Jordan backtracks on Mashrou' Leila ban after uproar

Jordan backtracks on Mashrou' Leila ban after uproar
Jordan's ban on Mashrou' Leila – supposedly due to the Lebanese group's association with LGBT issues – has been reversed, after mounting pressure from local activists.
4 min read
29 April, 2016
Mashrou' Leila are one of the most popular band's in the Arab World [AFP]

A ban on Mashrou' Leila by the Jordanian government has been reversed, the band said on Thursday night, but the news came too late for the Lebanese rock group to perform a gig in the capital on Friday night.

Mashrou' Leila were due to hold a concert at Amman's Roman amphitheatre, but cancelled on April 26 after the ministry of tourism said the band's values were "incompatible" with the venue.

Unofficially, the band were informed that the band's endorsement of "gender equality and sexual freedom" were unsuited with the traditions and religions of Jordan.

Hamed Sinno, the group's lead singer, is openly gay, while the band have addressed some subjects considered taboo by conservative elements in the Jordan, including Muslim leaders, local Christian groups, and some MPs.

Now, Mashrou Leila say that Jordan has backtracked on its earlier ban.

"We would like to congratulate the Governor of Amman for taking a first step towards us, by sending us this letter of approval from the ministry of interior, that was signed with his extension of respect," the group stated on their Facebook page.

"However, the approval was sent too late for us to still be able to play the concert, as it was issued after the Ministry of Tourism was closed, meaning the organisers would not be able to possibly secure the venue in time, let alone reorganise the entire event in 24 hours."

The band said that the approval from the ministry does open up the possibility of future Mashrou' Leila concerts in the kingdom.

Many see the last-minute change of heart as intentional way of deflecting blame, but too late notice for the band to perform Friday night's concert.

"We hope this letter will be the first step towards securing the possibility of us playing in Jordan again in the near future, perhaps under more just conditions, even though we have no reason to know for sure at this point that this will be possible, as the approval is for tomorrow's impossible concert."

Jordan came under international media scrutiny for a decision to ban Friday's concert, and created uproar inside the kingdom from young fans and activists.

They took to social media to voice their concerns about this crackdown on freedom of expression.

Mashrou' Leila have performed at the same venue three times, which made the decision to bar the band from performing at the Roman amphitheatre in downtown Amman even more puzzling.

Sinno's mother was born in Jordan, and also spoke out against the decision.

Meanwhile, Mashrou Leila said concerts in the kingdom are particularly special to them as it is the only country where Palestinian fans can watch the band.

But conservative elements had rallied against the band and were determined to now allow the concert to go ahead.

"In statements made by official parties within the Jordanian Ministry of Interior and the clergymen, it was stated that the content of the music contradicts Islam, Christianity, and the values of the Jordanian society," the group said.

"It was also said that there are words in our songs that violate religions and are incompatible with the customs, traditions and values of Jordanian society.
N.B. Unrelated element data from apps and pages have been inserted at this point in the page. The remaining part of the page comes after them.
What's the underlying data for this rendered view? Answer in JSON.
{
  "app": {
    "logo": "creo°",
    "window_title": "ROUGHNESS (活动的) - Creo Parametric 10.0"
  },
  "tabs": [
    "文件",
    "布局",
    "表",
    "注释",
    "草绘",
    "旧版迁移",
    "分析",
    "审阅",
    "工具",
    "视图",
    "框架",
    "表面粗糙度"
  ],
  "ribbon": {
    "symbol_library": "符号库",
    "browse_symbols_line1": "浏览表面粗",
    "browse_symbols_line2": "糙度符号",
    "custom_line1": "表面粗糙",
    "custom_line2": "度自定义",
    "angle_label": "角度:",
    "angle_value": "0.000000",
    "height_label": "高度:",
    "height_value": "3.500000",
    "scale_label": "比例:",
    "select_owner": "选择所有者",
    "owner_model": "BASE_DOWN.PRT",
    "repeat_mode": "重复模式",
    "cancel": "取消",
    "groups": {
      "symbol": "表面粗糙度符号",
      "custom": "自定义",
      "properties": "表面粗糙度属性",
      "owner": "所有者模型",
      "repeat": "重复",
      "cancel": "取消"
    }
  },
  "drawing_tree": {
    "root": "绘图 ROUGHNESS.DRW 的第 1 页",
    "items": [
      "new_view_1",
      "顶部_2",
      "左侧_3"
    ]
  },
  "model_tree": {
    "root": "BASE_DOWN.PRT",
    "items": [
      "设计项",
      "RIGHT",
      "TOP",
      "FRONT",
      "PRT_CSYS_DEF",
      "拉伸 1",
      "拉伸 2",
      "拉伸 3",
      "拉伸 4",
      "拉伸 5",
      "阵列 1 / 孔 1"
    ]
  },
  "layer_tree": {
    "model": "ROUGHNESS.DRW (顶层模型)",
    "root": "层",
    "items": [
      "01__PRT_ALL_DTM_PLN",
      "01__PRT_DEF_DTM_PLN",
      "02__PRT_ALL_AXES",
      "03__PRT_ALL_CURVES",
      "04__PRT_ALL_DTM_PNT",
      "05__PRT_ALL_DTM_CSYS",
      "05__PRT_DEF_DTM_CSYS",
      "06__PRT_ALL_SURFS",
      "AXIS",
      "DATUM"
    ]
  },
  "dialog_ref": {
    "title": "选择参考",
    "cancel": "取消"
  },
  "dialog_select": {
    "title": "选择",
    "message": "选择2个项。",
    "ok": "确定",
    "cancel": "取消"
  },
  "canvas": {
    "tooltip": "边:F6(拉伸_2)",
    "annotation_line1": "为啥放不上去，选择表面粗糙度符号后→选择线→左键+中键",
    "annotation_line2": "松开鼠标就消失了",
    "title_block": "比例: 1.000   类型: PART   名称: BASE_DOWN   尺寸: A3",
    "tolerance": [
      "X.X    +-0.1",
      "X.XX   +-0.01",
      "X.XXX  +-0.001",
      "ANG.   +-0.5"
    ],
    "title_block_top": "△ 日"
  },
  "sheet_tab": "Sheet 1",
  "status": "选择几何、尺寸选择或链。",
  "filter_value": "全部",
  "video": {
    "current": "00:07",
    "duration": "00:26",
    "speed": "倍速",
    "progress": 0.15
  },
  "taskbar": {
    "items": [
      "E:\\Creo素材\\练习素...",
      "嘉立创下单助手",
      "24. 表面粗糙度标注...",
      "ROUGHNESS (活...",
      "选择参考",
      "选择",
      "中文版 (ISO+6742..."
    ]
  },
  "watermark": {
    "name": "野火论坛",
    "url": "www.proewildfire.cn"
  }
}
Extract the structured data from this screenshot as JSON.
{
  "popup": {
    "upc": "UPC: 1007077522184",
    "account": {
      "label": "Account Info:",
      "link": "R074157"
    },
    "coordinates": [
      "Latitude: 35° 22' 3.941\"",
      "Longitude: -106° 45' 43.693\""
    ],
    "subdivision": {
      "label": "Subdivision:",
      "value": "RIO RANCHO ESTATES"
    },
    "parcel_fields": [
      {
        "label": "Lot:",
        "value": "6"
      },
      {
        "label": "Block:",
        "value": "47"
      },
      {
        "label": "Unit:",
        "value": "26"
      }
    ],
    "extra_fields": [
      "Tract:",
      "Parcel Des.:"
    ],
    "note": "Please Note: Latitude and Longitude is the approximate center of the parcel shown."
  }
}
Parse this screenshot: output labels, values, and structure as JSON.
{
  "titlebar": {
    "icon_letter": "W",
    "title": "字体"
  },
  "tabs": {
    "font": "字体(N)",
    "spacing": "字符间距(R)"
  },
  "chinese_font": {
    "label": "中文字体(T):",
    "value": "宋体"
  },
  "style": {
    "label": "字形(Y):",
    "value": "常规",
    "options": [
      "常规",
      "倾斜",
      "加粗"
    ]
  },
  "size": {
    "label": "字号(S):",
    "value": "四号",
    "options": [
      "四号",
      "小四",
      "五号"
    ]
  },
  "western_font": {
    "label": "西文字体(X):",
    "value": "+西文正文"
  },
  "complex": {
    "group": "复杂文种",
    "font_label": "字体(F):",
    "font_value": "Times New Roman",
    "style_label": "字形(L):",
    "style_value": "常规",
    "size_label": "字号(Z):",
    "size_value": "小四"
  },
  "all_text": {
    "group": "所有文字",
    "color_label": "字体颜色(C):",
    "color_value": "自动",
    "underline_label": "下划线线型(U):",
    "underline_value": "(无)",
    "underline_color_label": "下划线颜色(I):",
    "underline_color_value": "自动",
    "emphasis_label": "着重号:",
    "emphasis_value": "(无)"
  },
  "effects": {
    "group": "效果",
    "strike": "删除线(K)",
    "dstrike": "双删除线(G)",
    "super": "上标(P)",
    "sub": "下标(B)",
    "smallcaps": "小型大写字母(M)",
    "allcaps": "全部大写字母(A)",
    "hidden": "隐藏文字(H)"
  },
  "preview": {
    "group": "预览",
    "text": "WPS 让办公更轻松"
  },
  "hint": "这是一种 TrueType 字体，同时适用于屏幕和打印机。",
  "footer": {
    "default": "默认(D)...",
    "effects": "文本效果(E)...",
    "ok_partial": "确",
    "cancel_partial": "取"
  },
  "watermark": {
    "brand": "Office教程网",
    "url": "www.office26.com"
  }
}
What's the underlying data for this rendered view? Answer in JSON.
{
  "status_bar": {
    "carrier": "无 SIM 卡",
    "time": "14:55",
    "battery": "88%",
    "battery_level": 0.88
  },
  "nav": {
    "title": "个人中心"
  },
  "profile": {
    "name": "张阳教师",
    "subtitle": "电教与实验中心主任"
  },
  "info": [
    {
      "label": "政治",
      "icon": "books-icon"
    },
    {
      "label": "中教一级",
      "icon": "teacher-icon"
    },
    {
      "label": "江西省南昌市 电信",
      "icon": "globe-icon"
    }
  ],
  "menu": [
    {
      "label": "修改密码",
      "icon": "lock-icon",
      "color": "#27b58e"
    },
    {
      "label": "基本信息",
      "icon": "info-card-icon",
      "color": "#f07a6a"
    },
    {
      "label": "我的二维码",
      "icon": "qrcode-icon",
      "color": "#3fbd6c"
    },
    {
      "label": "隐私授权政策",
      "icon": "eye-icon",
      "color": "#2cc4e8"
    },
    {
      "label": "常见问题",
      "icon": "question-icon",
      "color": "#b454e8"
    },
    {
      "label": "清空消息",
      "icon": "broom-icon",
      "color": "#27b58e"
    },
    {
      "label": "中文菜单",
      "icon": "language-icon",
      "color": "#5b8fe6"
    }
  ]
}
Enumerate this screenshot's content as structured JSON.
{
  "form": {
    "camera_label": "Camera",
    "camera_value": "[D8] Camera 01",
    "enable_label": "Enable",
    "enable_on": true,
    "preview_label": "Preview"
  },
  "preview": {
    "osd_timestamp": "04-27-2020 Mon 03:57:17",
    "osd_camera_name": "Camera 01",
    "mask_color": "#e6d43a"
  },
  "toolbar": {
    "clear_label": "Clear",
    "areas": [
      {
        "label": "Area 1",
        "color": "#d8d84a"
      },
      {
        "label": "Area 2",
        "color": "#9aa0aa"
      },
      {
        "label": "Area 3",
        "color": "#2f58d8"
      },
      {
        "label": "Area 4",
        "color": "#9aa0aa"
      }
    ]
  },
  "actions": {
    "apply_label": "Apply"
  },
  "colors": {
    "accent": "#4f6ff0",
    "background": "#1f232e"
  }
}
When they were asked for examples of these accusations, the charges were directed to a few words in the song Djin [spirit]."

The group has said that they hope to perform in Jordan again, and that the experience has taught the band an invaluable lesson.